:: Information shown ::

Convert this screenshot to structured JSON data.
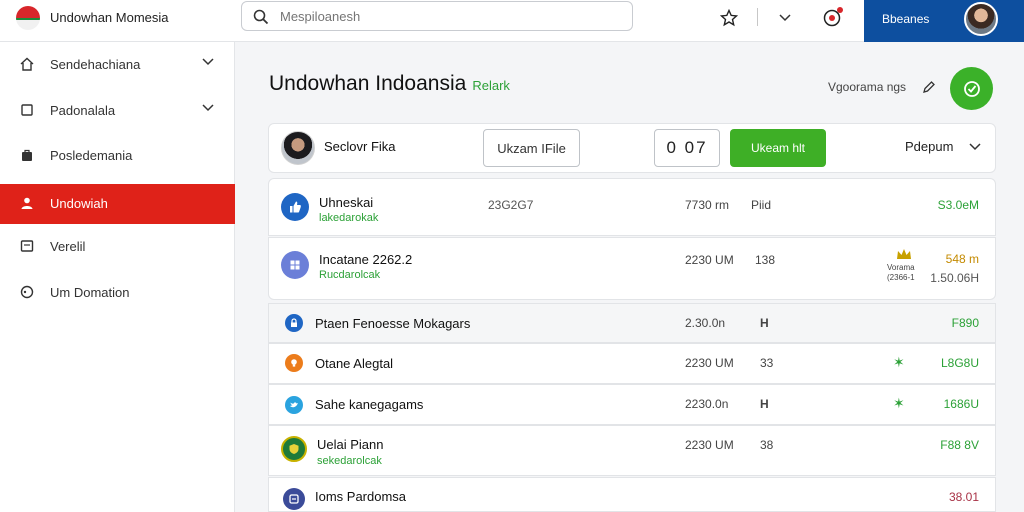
{
  "header": {
    "app_title": "Undowhan Momesia",
    "search_placeholder": "Mespiloanesh",
    "account_name": "Bbeanes",
    "icons": [
      "search-icon",
      "bookmark-icon",
      "chevron-down-icon",
      "notification-icon"
    ]
  },
  "sidebar": {
    "items": [
      {
        "label": "Sendehachiana",
        "icon": "home-icon",
        "has_chevron": true,
        "active": false
      },
      {
        "label": "Padonalala",
        "icon": "box-icon",
        "has_chevron": true,
        "active": false
      },
      {
        "label": "Posledemania",
        "icon": "bag-icon",
        "has_chevron": false,
        "active": false
      },
      {
        "label": "Undowiah",
        "icon": "user-icon",
        "has_chevron": false,
        "active": true
      },
      {
        "label": "Verelil",
        "icon": "window-icon",
        "has_chevron": false,
        "active": false
      },
      {
        "label": "Um Domation",
        "icon": "circle-icon",
        "has_chevron": false,
        "active": false
      }
    ],
    "accent_color": "#df2219"
  },
  "main": {
    "title": "Undowhan Indoansia",
    "title_sub": "Relark",
    "top_right_label": "Vgoorama ngs",
    "profile": {
      "name": "Seclovr Fika",
      "outline_button": "Ukzam IFile",
      "counter_value": "0 07",
      "green_button": "Ukeam hlt",
      "dropdown_label": "Pdepum"
    },
    "rows": [
      {
        "name": "Uhneskai",
        "sub": "lakedarokak",
        "c1": "23G2G7",
        "c2": "7730 rm",
        "c3": "Piid",
        "amount": "S3.0eM",
        "amount_color": "green",
        "icon": "thumbs-up-icon",
        "icon_color": "#1f66c4"
      },
      {
        "name": "Incatane 2262.2",
        "sub": "Rucdarolcak",
        "c1": "",
        "c2": "2230 UM",
        "c3": "138",
        "amount": "548 m",
        "amount2": "1.50.06H",
        "badge": "Vorama (2366-1",
        "amount_color": "gold",
        "icon": "puzzle-icon",
        "icon_color": "#6b7fd8"
      },
      {
        "name": "Ptaen Fenoesse Mokagars",
        "sub": "",
        "c1": "",
        "c2": "2.30.0n",
        "c3": "H",
        "amount": "F890",
        "amount_color": "green",
        "icon": "lock-icon",
        "icon_color": "#1f66c4"
      },
      {
        "name": "Otane Alegtal",
        "sub": "",
        "c1": "",
        "c2": "2230 UM",
        "c3": "33",
        "amount": "L8G8U",
        "star": true,
        "amount_color": "green",
        "icon": "bulb-icon",
        "icon_color": "#ec7c1b"
      },
      {
        "name": "Sahe kanegagams",
        "sub": "",
        "c1": "",
        "c2": "2230.0n",
        "c3": "H",
        "amount": "1686U",
        "star": true,
        "amount_color": "green",
        "icon": "bird-icon",
        "icon_color": "#2aa3df"
      },
      {
        "name": "Uelai Piann",
        "sub": "sekedarolcak",
        "c1": "",
        "c2": "2230 UM",
        "c3": "38",
        "amount": "F88 8V",
        "amount_color": "green",
        "icon": "shield-icon",
        "icon_color": "#1f7a3a"
      },
      {
        "name": "Ioms Pardomsa",
        "sub": "",
        "c1": "",
        "c2": "",
        "c3": "",
        "amount": "38.01",
        "amount_color": "dark-red",
        "icon": "grid-icon",
        "icon_color": "#3b4b99"
      }
    ]
  }
}
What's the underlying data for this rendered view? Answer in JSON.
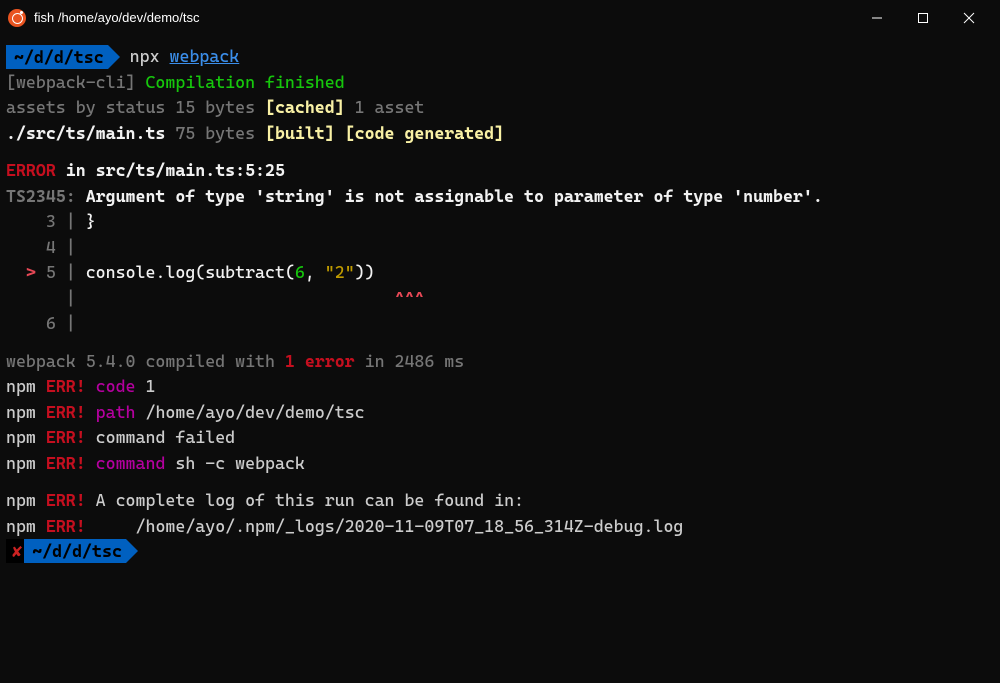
{
  "window": {
    "title": "fish /home/ayo/dev/demo/tsc"
  },
  "prompt1": {
    "cwd": "~/d/d/tsc",
    "cmd_bin": "npx",
    "cmd_arg": "webpack"
  },
  "output": {
    "webpack_cli_prefix": "[webpack-cli]",
    "webpack_cli_msg": "Compilation finished",
    "assets_line_pre": "assets by status 15 bytes ",
    "cached_tag": "[cached]",
    "assets_line_post": " 1 asset",
    "file_line_name": "./src/ts/main.ts",
    "file_line_size": " 75 bytes ",
    "built_tag": "[built]",
    "codegen_tag": "[code generated]",
    "error_word": "ERROR",
    "error_in": " in ",
    "error_loc": "src/ts/main.ts:5:25",
    "ts_code": "TS2345:",
    "ts_msg": " Argument of type 'string' is not assignable to parameter of type 'number'.",
    "code": {
      "l3": {
        "num": "3",
        "text": "}"
      },
      "l4": {
        "num": "4",
        "text": ""
      },
      "l5": {
        "num": "5",
        "marker": ">",
        "pre": "console.log(subtract(",
        "num6": "6",
        "comma": ", ",
        "str": "\"2\"",
        "post": "))",
        "caret": "^^^"
      },
      "l6": {
        "num": "6",
        "text": ""
      }
    },
    "summary_pre": "webpack 5.4.0 compiled with ",
    "summary_err": "1 error",
    "summary_post": " in 2486 ms",
    "npm": {
      "code_key": "code",
      "code_val": "1",
      "path_key": "path",
      "path_val": "/home/ayo/dev/demo/tsc",
      "cmd_failed": "command failed",
      "cmd_key": "command",
      "cmd_val": "sh -c webpack",
      "log_msg": "A complete log of this run can be found in:",
      "log_path": "/home/ayo/.npm/_logs/2020-11-09T07_18_56_314Z-debug.log",
      "pre": "npm",
      "err": "ERR!"
    }
  },
  "prompt2": {
    "status": "✘",
    "cwd": "~/d/d/tsc"
  }
}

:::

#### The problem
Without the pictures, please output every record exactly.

#### Task answer
Convert this screenshot to structured JSON data.
{
  "header": {
    "app_title": "Undowhan Momesia",
    "search_placeholder": "Mespiloanesh",
    "account_name": "Bbeanes",
    "icons": [
      "search-icon",
      "bookmark-icon",
      "chevron-down-icon",
      "notification-icon"
    ]
  },
  "sidebar": {
    "items": [
      {
        "label": "Sendehachiana",
        "icon": "home-icon",
        "has_chevron": true,
        "active": false
      },
      {
        "label": "Padonalala",
        "icon": "box-icon",
        "has_chevron": true,
        "active": false
      },
      {
        "label": "Posledemania",
        "icon": "bag-icon",
        "has_chevron": false,
        "active": false
      },
      {
        "label": "Undowiah",
        "icon": "user-icon",
        "has_chevron": false,
        "active": true
      },
      {
        "label": "Verelil",
        "icon": "window-icon",
        "has_chevron": false,
        "active": false
      },
      {
        "label": "Um Domation",
        "icon": "circle-icon",
        "has_chevron": false,
        "active": false
      }
    ],
    "accent_color": "#df2219"
  },
  "main": {
    "title": "Undowhan Indoansia",
    "title_sub": "Relark",
    "top_right_label": "Vgoorama ngs",
    "profile": {
      "name": "Seclovr Fika",
      "outline_button": "Ukzam IFile",
      "counter_value": "0 07",
      "green_button": "Ukeam hlt",
      "dropdown_label": "Pdepum"
    },
    "rows": [
      {
        "name": "Uhneskai",
        "sub": "lakedarokak",
        "c1": "23G2G7",
        "c2": "7730 rm",
        "c3": "Piid",
        "amount": "S3.0eM",
        "amount_color": "green",
        "icon": "thumbs-up-icon",
        "icon_color": "#1f66c4"
      },
      {
        "name": "Incatane 2262.2",
        "sub": "Rucdarolcak",
        "c1": "",
        "c2": "2230 UM",
        "c3": "138",
        "amount": "548 m",
        "amount2": "1.50.06H",
        "badge": "Vorama (2366-1",
        "amount_color": "gold",
        "icon": "puzzle-icon",
        "icon_color": "#6b7fd8"
      },
      {
        "name": "Ptaen Fenoesse Mokagars",
        "sub": "",
        "c1": "",
        "c2": "2.30.0n",
        "c3": "H",
        "amount": "F890",
        "amount_color": "green",
        "icon": "lock-icon",
        "icon_color": "#1f66c4"
      },
      {
        "name": "Otane Alegtal",
        "sub": "",
        "c1": "",
        "c2": "2230 UM",
        "c3": "33",
        "amount": "L8G8U",
        "star": true,
        "amount_color": "green",
        "icon": "bulb-icon",
        "icon_color": "#ec7c1b"
      },
      {
        "name": "Sahe kanegagams",
        "sub": "",
        "c1": "",
        "c2": "2230.0n",
        "c3": "H",
        "amount": "1686U",
        "star": true,
        "amount_color": "green",
        "icon": "bird-icon",
        "icon_color": "#2aa3df"
      },
      {
        "name": "Uelai Piann",
        "sub": "sekedarolcak",
        "c1": "",
        "c2": "2230 UM",
        "c3": "38",
        "amount": "F88 8V",
        "amount_color": "green",
        "icon": "shield-icon",
        "icon_color": "#1f7a3a"
      },
      {
        "name": "Ioms Pardomsa",
        "sub": "",
        "c1": "",
        "c2": "",
        "c3": "",
        "amount": "38.01",
        "amount_color": "dark-red",
        "icon": "grid-icon",
        "icon_color": "#3b4b99"
      }
    ]
  }
}
What's the underlying data for this rendered view? Answer in JSON.
{
  "window": {
    "title": "fish /home/ayo/dev/demo/tsc"
  },
  "prompt1": {
    "cwd": "~/d/d/tsc",
    "cmd_bin": "npx",
    "cmd_arg": "webpack"
  },
  "output": {
    "webpack_cli_prefix": "[webpack-cli]",
    "webpack_cli_msg": "Compilation finished",
    "assets_line_pre": "assets by status 15 bytes ",
    "cached_tag": "[cached]",
    "assets_line_post": " 1 asset",
    "file_line_name": "./src/ts/main.ts",
    "file_line_size": " 75 bytes ",
    "built_tag": "[built]",
    "codegen_tag": "[code generated]",
    "error_word": "ERROR",
    "error_in": " in ",
    "error_loc": "src/ts/main.ts:5:25",
    "ts_code": "TS2345:",
    "ts_msg": " Argument of type 'string' is not assignable to parameter of type 'number'.",
    "code": {
      "l3": {
        "num": "3",
        "text": "}"
      },
      "l4": {
        "num": "4",
        "text": ""
      },
      "l5": {
        "num": "5",
        "marker": ">",
        "pre": "console.log(subtract(",
        "num6": "6",
        "comma": ", ",
        "str": "\"2\"",
        "post": "))",
        "caret": "^^^"
      },
      "l6": {
        "num": "6",
        "text": ""
      }
    },
    "summary_pre": "webpack 5.4.0 compiled with ",
    "summary_err": "1 error",
    "summary_post": " in 2486 ms",
    "npm": {
      "code_key": "code",
      "code_val": "1",
      "path_key": "path",
      "path_val": "/home/ayo/dev/demo/tsc",
      "cmd_failed": "command failed",
      "cmd_key": "command",
      "cmd_val": "sh -c webpack",
      "log_msg": "A complete log of this run can be found in:",
      "log_path": "/home/ayo/.npm/_logs/2020-11-09T07_18_56_314Z-debug.log",
      "pre": "npm",
      "err": "ERR!"
    }
  },
  "prompt2": {
    "status": "✘",
    "cwd": "~/d/d/tsc"
  }
}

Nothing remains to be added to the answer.